Now, Pete Domenici will tell you that not everyone shares our sense of priority, this loyalty to the future. There are many Members of the Congress, mainly on the liberal side, whose idea of robotics is how they mechanically move to satisfy the special interests. And these Members are constantly cutting our investments in tomorrow, to keep dollars pumping into the pork barrel projects today. So let them, let those liberals in Congress keep trying to divert tax dollars away from research and development. I am going to keep fighting for science and fighting for our economic future.
I know this is a time of anxiety in America. Tough questions are being asked around dining room tables. But we have confronted much tougher challenges in our history, and we've won. America is always on the rise because of our incredible capacity for rebirth, regeneration, and renewal. Look what's going on right here at Sandia, the power of science turned in a new and more productive direction. If I were our economic competitors, I'd be trembling in my boots, if I knew what was going on in these great labs.
Almost a 100 years ago, Teddy Roosevelt led America through a period of transition much like this one, another time when the cynics asked, will tomorrow be as good as today? And Teddy Roosevelt said, ``We look across the dangers of the great future, and we rejoice as a giant refreshed. But great victories are yet to be won. The greatest deeds yet to be done.'' You helped bring peace to the world. Look at your work that way. You helped bring peace to the world. And now we turn our energy to a new deed: to build new industries and new jobs and create peace of mind here at home. For you and your colleagues across America, there are new deeds to be done. There are more victories to be won.
So thank you very much for your hard and dedicated work for your country. Thank you for listening. And may God bless the United States of America, the greatest country on the face of the Earth. Thank you very much. Thank you all. Keep up the great work.
Note: The President spoke at 5:07 p.m. at the laboratory.

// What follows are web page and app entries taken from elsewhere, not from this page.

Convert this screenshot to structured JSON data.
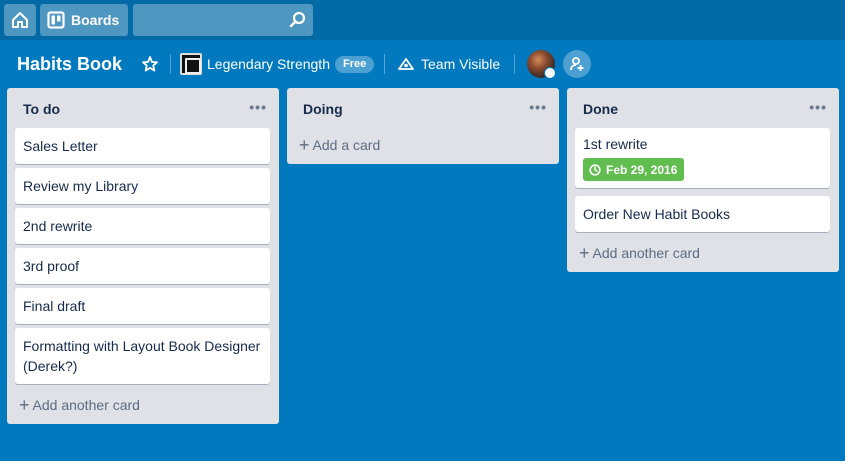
{
  "topbar": {
    "boards_label": "Boards",
    "search_value": ""
  },
  "board": {
    "title": "Habits Book",
    "team_name": "Legendary Strength",
    "plan_badge": "Free",
    "visibility": "Team Visible"
  },
  "lists": [
    {
      "title": "To do",
      "cards": [
        "Sales Letter",
        "Review my Library",
        "2nd rewrite",
        "3rd proof",
        "Final draft",
        "Formatting with Layout Book Designer (Derek?)"
      ],
      "add_label": "Add another card"
    },
    {
      "title": "Doing",
      "cards": [],
      "add_label": "Add a card"
    },
    {
      "title": "Done",
      "cards": [
        "1st rewrite",
        "Order New Habit Books"
      ],
      "due_date": "Feb 29, 2016",
      "add_label": "Add another card"
    }
  ],
  "colors": {
    "board_bg": "#0079bf",
    "topbar_bg": "#026aa7",
    "list_bg": "#dfe1e6",
    "due_complete": "#61bd4f"
  },
  "icons": [
    "home-icon",
    "boards-icon",
    "search-icon",
    "star-icon",
    "visibility-icon",
    "add-member-icon",
    "clock-icon"
  ]
}
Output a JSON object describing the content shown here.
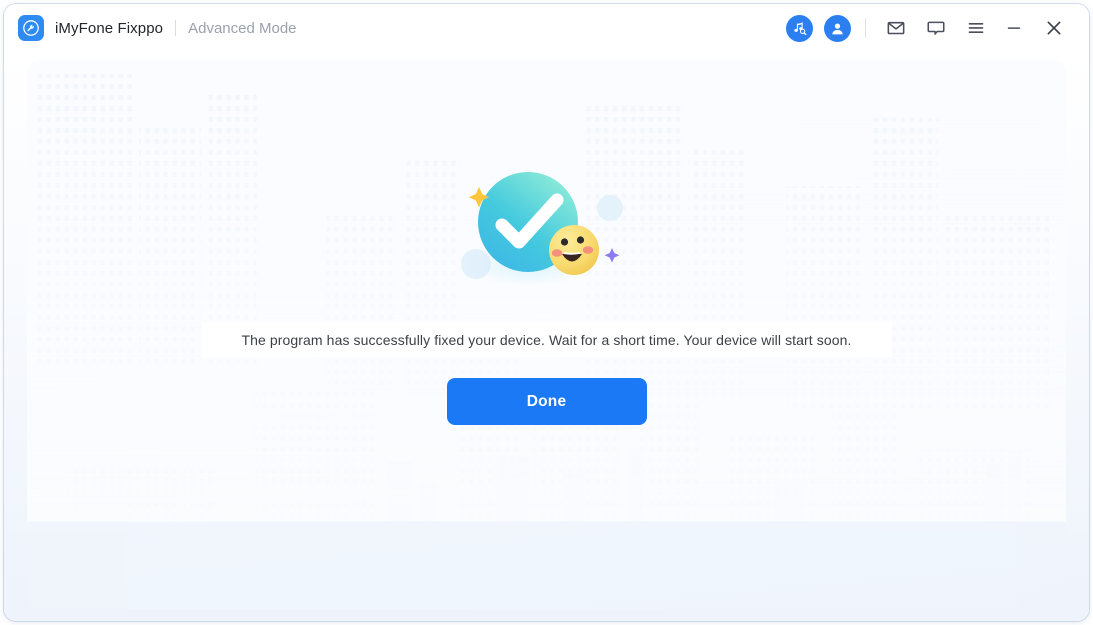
{
  "window": {
    "app_name": "iMyFone Fixppo",
    "mode_label": "Advanced Mode",
    "logo_icon": "wrench-circle-icon"
  },
  "titlebar": {
    "icons": [
      {
        "name": "music-search-icon",
        "label": "Music Search"
      },
      {
        "name": "user-account-icon",
        "label": "Account"
      },
      {
        "name": "mail-icon",
        "label": "Mail"
      },
      {
        "name": "chat-bubble-icon",
        "label": "Feedback"
      },
      {
        "name": "hamburger-menu-icon",
        "label": "Menu"
      },
      {
        "name": "minimize-icon",
        "label": "Minimize"
      },
      {
        "name": "close-icon",
        "label": "Close"
      }
    ]
  },
  "main": {
    "illustration": "success-check-circle-with-smiley-emoji",
    "message": "The program has successfully fixed your device. Wait for a short time. Your device will start soon.",
    "primary_button": "Done"
  },
  "colors": {
    "accent_blue": "#1C79F5",
    "logo_blue": "#2E8BF5",
    "check_teal_light": "#6FE0E0",
    "check_teal_dark": "#35B6E2",
    "emoji_yellow": "#F7DC6B",
    "sparkle_gold": "#FFC94D",
    "sparkle_purple": "#8E7BE8",
    "text_primary": "#23262d",
    "text_muted": "#9aa1ad",
    "icon_gray": "#4A4F5C"
  }
}
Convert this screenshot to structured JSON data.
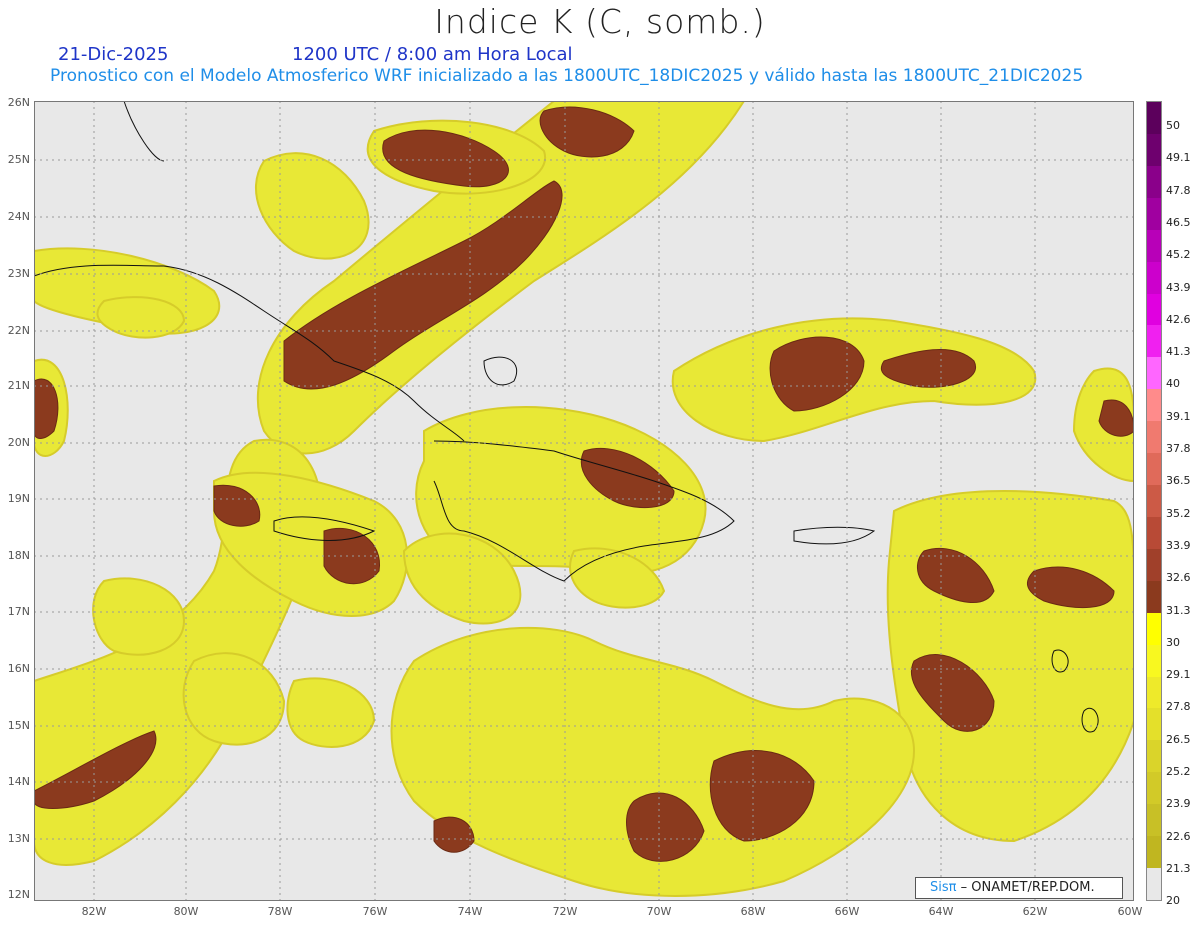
{
  "header": {
    "title": "Indice K (C, somb.)",
    "date": "21-Dic-2025",
    "valid_time": "1200 UTC / 8:00 am Hora Local",
    "subtitle": "Pronostico con el Modelo Atmosferico WRF inicializado a las 1800UTC_18DIC2025 y válido hasta las  1800UTC_21DIC2025"
  },
  "map": {
    "lat_labels": [
      "26N",
      "25N",
      "24N",
      "23N",
      "22N",
      "21N",
      "20N",
      "19N",
      "18N",
      "17N",
      "16N",
      "15N",
      "14N",
      "13N",
      "12N"
    ],
    "lon_labels": [
      "82W",
      "80W",
      "78W",
      "76W",
      "74W",
      "72W",
      "70W",
      "68W",
      "66W",
      "64W",
      "62W",
      "60W"
    ],
    "colors": {
      "background": "#e8e8e8",
      "yellow_light": "#f3f35a",
      "yellow": "#e8e836",
      "yellow_dark": "#d6cc2a",
      "brown": "#8b3a1e"
    }
  },
  "colorbar": {
    "labels": [
      "50",
      "49.1",
      "47.8",
      "46.5",
      "45.2",
      "43.9",
      "42.6",
      "41.3",
      "40",
      "39.1",
      "37.8",
      "36.5",
      "35.2",
      "33.9",
      "32.6",
      "31.3",
      "30",
      "29.1",
      "27.8",
      "26.5",
      "25.2",
      "23.9",
      "22.6",
      "21.3",
      "20"
    ],
    "colors": [
      "#5c005c",
      "#6e006e",
      "#8a008a",
      "#a000a0",
      "#b800b8",
      "#cc00cc",
      "#e000e0",
      "#f020f0",
      "#ff66ff",
      "#ff8b8b",
      "#f07a6f",
      "#e06a5a",
      "#cc5a46",
      "#b84a36",
      "#a0402a",
      "#8b3a1e",
      "#ffff00",
      "#f8f820",
      "#eeea2a",
      "#e4e02a",
      "#dad42a",
      "#d2ca28",
      "#c8c026",
      "#c0b620",
      "#e8e8e8"
    ]
  },
  "credit": {
    "sis": "Sisπ",
    "rest": " – ONAMET/REP.DOM."
  }
}
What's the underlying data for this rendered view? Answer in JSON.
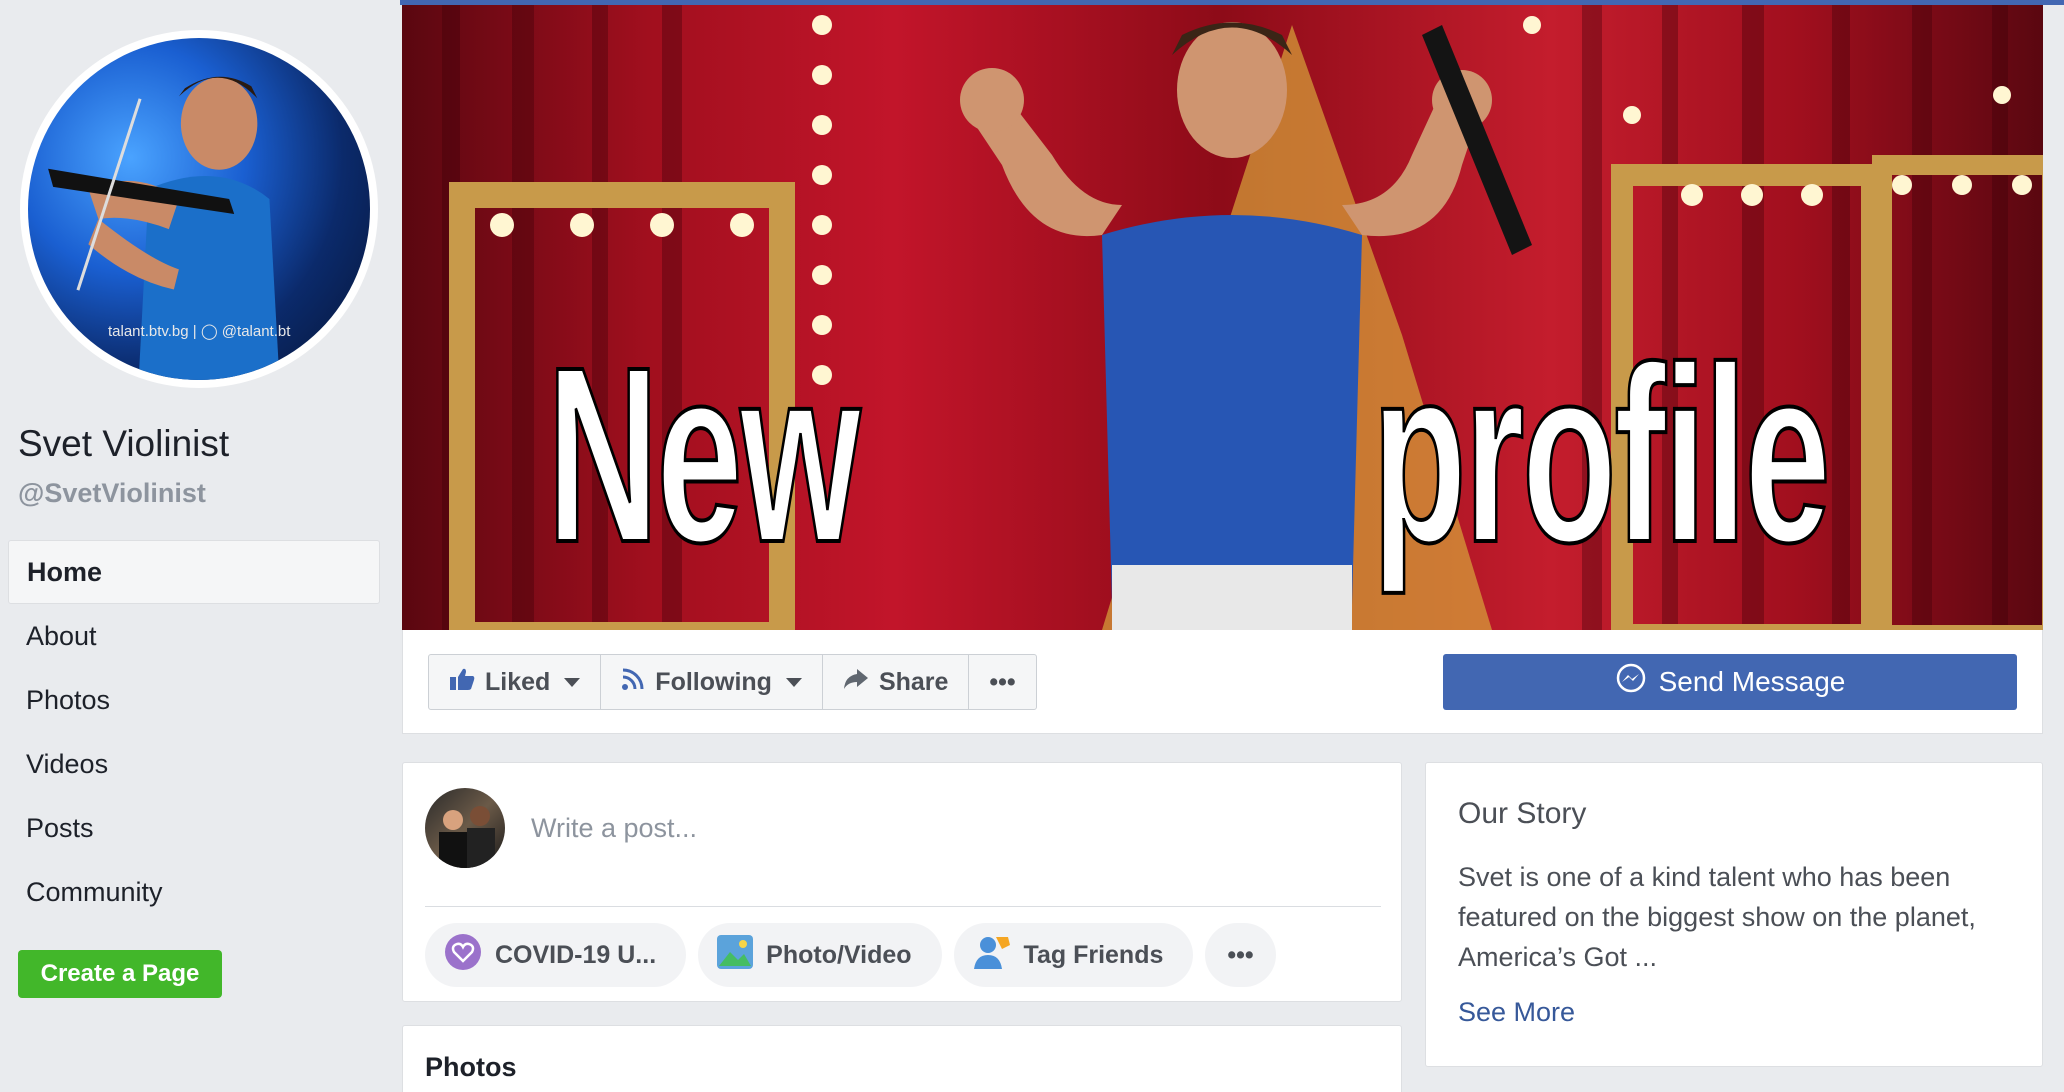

In his remarks, he referred to Albert Narath, president, Sandia National Laboratories, and Siegfried Stephen Hecker, director, Los Alamos Laboratory. Mr. Narath gave the President a plowshare sculpted out of material from a dismantled nuclear weapon.